Battle lines harden in war between UK bookies and racing over ABP scheme

racing-bookies-battle-linesBattle lines are hardening between UK bookmakers and racing over the controversial Authorized Betting Partner (ABP) sponsorship scheme.

Earlier this week, Gala Coral Group CEO Carl Leaver offered a compromise to the British Horseracing Authority’s new ABP scheme, which as of Jan. 1 limits racing sponsorship opportunities to bookmakers who ante up 7.5% of their online race betting revenue on top of the 10.75% share of retail betting.

In a letter to the Racing Post, Leaver offered to “happily” pay 7.5% on online race betting revenue on the condition that the retail levy was reduced to 7.5%. Leaver claimed his company’s racing costs – media rights, sponsorship and levy fees – had risen 45% to £48m in the last seven years, while race betting revenue had fallen 18% to £124m. Leaver called the ABP scheme both “draconian” and “unsustainable.”

In response, the BHA issued a statement saying Leaver’s 7.5% offer was “not a realistic starting point for negotiations.” The BHA rejected Leaver’s ‘draconian’ tag as well as his mathematics, claiming that the Coral boss wasn’t factoring in the side benefits of non-racing wagers that punters may place when they make their racing bets.

The BHA slammed Leaver’s lumping of media rights into his expense claims, saying the increased investment “reflects the importance betting operators place on British Racing.” The BHA also noted that many UK bookies that do business in Ireland willingly pay 1% of betting turnover, from which Irish racing is set to receive €6m annually.

But Leaver’s proposal has won support from Greg Knight, managing director of JenningsBet, the UK’s largest independent retail betting chain.
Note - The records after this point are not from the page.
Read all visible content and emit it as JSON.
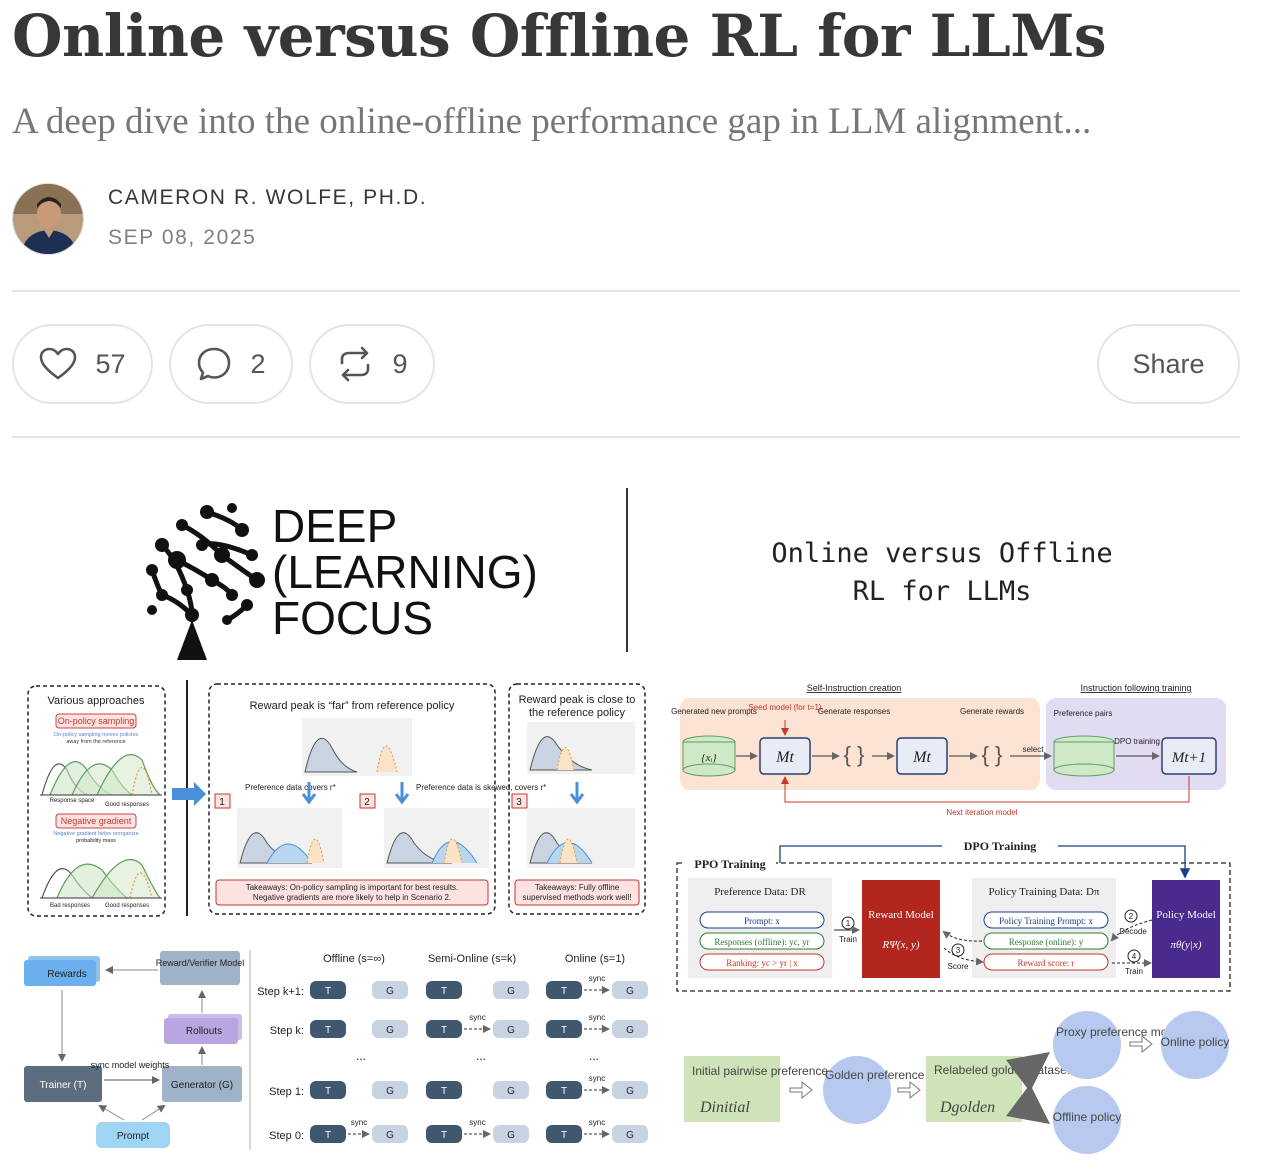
{
  "post": {
    "title": "Online versus Offline RL for LLMs",
    "subtitle": "A deep dive into the online-offline performance gap in LLM alignment...",
    "author": "CAMERON R. WOLFE, PH.D.",
    "date": "SEP 08, 2025"
  },
  "actions": {
    "likes": "57",
    "comments": "2",
    "restacks": "9",
    "share_label": "Share",
    "icons": [
      "heart-icon",
      "comment-icon",
      "restack-icon"
    ]
  },
  "cover": {
    "logo_lines": [
      "DEEP",
      "(LEARNING)",
      "FOCUS"
    ],
    "cover_title_lines": [
      "Online versus Offline",
      "RL for LLMs"
    ],
    "fig1": {
      "panel_a_title": "Various approaches",
      "on_policy_label": "On-policy sampling",
      "on_policy_note_1": "On-policy sampling moves policies",
      "on_policy_note_2": "away from the reference",
      "negative_gradient_label": "Negative gradient",
      "negative_gradient_note_1": "Negative gradient helps reorganize",
      "negative_gradient_note_2": "probability mass",
      "response_space": "Response space",
      "good_responses": "Good responses",
      "bad_responses": "Bad responses",
      "prob_mass": "Probability Mass",
      "panel_b_title": "Reward peak is “far” from reference policy",
      "pref_covers": "Preference data covers r*",
      "pref_skewed": "Preference data is skewed, covers r*",
      "panel_c_title_1": "Reward peak is close to",
      "panel_c_title_2": "the reference policy",
      "takeaway_b_1": "Takeaways: On-policy sampling is important for best results.",
      "takeaway_b_2": "Negative gradients are more likely to help in Scenario 2.",
      "takeaway_c_1": "Takeaways: Fully offline",
      "takeaway_c_2": "supervised methods work well!",
      "scenario_numbers": [
        "1",
        "2",
        "3"
      ]
    },
    "fig2": {
      "rewards": "Rewards",
      "reward_model": "Reward/Verifier Model",
      "rollouts": "Rollouts",
      "trainer": "Trainer (T)",
      "generator": "Generator (G)",
      "sync_weights": "sync model weights",
      "prompt": "Prompt",
      "columns": [
        "Offline (s=∞)",
        "Semi-Online (s=k)",
        "Online (s=1)"
      ],
      "rows": [
        "Step k+1:",
        "Step k:",
        "Step 1:",
        "Step 0:"
      ],
      "t": "T",
      "g": "G",
      "sync": "sync",
      "ellipsis": "..."
    },
    "fig3": {
      "self_instruction": "Self-Instruction creation",
      "instruction_training": "Instruction following training",
      "generated_prompts": "Generated new prompts",
      "seed_model": "Seed model (for t=1)",
      "generate_responses": "Generate responses",
      "generate_rewards": "Generate rewards",
      "preference_pairs": "Preference pairs",
      "dpo_training": "DPO training",
      "select": "select",
      "next_iteration": "Next iteration model",
      "model_t": "Mt",
      "model_t1": "Mt+1"
    },
    "fig4": {
      "ppo_training": "PPO Training",
      "dpo_training": "DPO Training",
      "preference_data": "Preference Data: DR",
      "prompt": "Prompt: x",
      "responses": "Responses (offline): yc, yr",
      "ranking": "Ranking: yc > yr | x",
      "reward_model": "Reward Model",
      "reward_formula": "RΨ(x, y)",
      "policy_training_data": "Policy Training Data: Dπ",
      "policy_prompt": "Policy Training Prompt: x",
      "response_online": "Response (online): y",
      "reward_score": "Reward score: r",
      "policy_model": "Policy Model",
      "policy_formula": "πθ(y|x)",
      "train": "Train",
      "decode": "Decode",
      "score": "Score",
      "steps": [
        "1",
        "2",
        "3",
        "4"
      ]
    },
    "fig5": {
      "initial": "Initial pairwise preference",
      "d_initial": "Dinitial",
      "golden_model": "Golden preference model",
      "relabeled": "Relabeled golden dataset",
      "d_golden": "Dgolden",
      "proxy": "Proxy preference model",
      "online_policy": "Online policy",
      "offline_policy": "Offline policy"
    }
  }
}
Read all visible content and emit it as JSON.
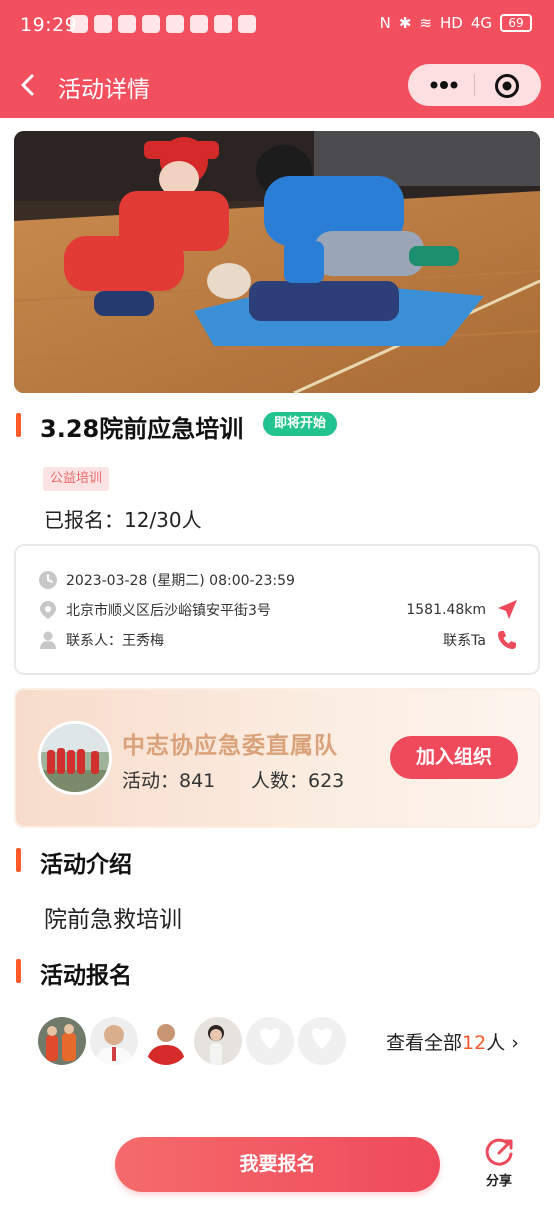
{
  "status_bar": {
    "time": "19:29",
    "network": "HD",
    "signal": "4G",
    "battery": "69"
  },
  "nav": {
    "title": "活动详情"
  },
  "activity": {
    "title": "3.28院前应急培训",
    "status_badge": "即将开始",
    "tag": "公益培训",
    "registered": "已报名：12/30人"
  },
  "info": {
    "datetime": "2023-03-28 (星期二) 08:00-23:59",
    "address": "北京市顺义区后沙峪镇安平街3号",
    "distance": "1581.48km",
    "contact": "联系人：王秀梅",
    "contact_action": "联系Ta"
  },
  "org": {
    "name": "中志协应急委直属队",
    "activities": "活动：841",
    "members": "人数：623",
    "join_label": "加入组织"
  },
  "intro": {
    "heading": "活动介绍",
    "text": "院前急救培训"
  },
  "signup": {
    "heading": "活动报名",
    "view_all_prefix": "查看全部",
    "view_all_count": "12",
    "view_all_suffix": "人",
    "chevron": "›"
  },
  "bottom": {
    "signup_label": "我要报名",
    "share_label": "分享"
  },
  "colors": {
    "brand": "#f3505f",
    "accent": "#ff5a28",
    "badge_green": "#22c38e",
    "org_gold": "#d9a27a"
  }
}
Knight told the Mail on Sunday that he supported a proposal to harmonize the retail and online levy rates in the belief that it would benefit racing.

Knight supports racing’s right to a cut of online race betting revenue but told the Mail that “if the retail rate were reduced, then anyone would find it incredibly hard to justify not paying anything from their offshore betting.”

To date, just three UK companies – Betfair, Bet365 and 32Red – have received official ABP designation. Other operators, like Betfred, Paddy Power and Gala Coral’s merger partner Ladbrokes, continue to publicly oppose the ABP scheme.